How magicians distort our perception: Misdirection and Representational Momentum
The ancient art of magic and illusion relies on thoroughly tried and tested psychological principles. As a magician myself, I am interested in applying the techniques used by performance magicians to manipulate what an audience perceives, to help understand visual perception. I will talk about experiments we conducted which involved tracking observers\' eye movements whilst they watched a magic trick developed specially to rely only on misdirection to influence perception. The results indicated that the effectiveness of the misdirection relied on manipulating visual attention rather than fixation. However, we found a strong temporal relationship between attention and eye movements. These findings will be discussed in terms of the relationship between eye movements and attention, and will be linked to the phenomenon of inattentional blindness. I will also discuss the way in which people can be made to perceive things that are not actually present. In a series of experiments, we showed observers a magic trick using a ball. In this trick the magician pretended to throw the ball up in the air. Even though the ball remained secretly palmed in the magician\'s hand, most observers claimed to perceive the ball leaving his hand. This magic trick demonstrated how people can be made to perceive an imaginary object, a phenomenon similar to representational momentum.

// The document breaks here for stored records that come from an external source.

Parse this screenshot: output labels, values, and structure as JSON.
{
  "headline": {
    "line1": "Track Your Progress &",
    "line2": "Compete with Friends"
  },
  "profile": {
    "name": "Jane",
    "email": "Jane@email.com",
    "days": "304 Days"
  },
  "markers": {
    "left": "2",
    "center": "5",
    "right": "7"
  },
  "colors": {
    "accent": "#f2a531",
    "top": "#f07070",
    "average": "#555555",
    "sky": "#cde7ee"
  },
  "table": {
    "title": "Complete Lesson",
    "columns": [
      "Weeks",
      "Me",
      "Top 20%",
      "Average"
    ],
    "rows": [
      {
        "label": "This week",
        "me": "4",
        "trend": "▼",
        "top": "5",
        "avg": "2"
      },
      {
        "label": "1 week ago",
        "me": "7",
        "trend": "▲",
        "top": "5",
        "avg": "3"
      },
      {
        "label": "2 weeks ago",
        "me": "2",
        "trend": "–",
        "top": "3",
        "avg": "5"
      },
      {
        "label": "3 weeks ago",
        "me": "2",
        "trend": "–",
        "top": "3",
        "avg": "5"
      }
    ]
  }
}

Furthermore, by experimentally manipulating the magician's social cuing and analysing observers' eye movement strategies, we demonstrate that participants' percept of the event was largely determined by their expectations rather than the actual visual input.